### EXTRACTED RECORDS

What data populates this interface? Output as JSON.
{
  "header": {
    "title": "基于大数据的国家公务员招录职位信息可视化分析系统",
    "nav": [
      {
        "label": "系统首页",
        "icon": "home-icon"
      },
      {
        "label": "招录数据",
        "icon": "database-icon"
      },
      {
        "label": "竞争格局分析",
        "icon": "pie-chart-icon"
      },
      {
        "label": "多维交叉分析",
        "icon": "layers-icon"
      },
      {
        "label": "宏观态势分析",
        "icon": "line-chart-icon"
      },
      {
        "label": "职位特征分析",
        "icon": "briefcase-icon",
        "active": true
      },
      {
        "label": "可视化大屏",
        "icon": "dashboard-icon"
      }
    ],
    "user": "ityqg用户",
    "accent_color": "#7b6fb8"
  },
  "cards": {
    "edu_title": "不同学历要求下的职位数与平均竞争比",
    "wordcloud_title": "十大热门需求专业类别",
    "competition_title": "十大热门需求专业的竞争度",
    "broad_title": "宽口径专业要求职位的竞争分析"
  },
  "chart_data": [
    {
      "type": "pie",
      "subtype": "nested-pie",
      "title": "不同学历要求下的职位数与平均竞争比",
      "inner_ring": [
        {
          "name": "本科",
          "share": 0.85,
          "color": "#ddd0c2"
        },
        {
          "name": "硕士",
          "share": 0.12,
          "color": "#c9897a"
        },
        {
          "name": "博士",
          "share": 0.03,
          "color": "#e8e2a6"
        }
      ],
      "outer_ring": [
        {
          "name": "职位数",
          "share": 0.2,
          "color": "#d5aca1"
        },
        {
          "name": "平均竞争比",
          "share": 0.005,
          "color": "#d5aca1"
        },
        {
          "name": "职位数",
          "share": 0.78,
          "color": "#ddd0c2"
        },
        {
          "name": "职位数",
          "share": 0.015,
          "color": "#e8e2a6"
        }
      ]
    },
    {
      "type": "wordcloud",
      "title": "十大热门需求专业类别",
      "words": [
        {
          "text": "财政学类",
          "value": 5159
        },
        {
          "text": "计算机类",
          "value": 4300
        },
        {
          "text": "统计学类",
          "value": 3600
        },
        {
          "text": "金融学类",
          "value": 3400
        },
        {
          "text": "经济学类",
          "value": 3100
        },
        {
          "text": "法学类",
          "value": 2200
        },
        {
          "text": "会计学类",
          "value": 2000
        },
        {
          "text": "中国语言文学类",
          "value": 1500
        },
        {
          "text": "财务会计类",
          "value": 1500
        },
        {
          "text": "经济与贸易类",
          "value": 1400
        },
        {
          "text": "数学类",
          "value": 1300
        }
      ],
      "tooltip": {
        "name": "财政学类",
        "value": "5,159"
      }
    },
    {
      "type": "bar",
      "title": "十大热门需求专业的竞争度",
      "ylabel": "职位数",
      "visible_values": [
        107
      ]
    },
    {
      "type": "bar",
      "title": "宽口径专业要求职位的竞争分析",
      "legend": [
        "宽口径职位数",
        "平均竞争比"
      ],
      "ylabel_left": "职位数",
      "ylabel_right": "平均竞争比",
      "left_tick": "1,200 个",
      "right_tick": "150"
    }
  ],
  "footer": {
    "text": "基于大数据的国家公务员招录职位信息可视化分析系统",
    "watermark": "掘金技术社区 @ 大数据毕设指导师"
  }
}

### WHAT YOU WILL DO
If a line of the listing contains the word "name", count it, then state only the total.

### WORKED SOLUTION
8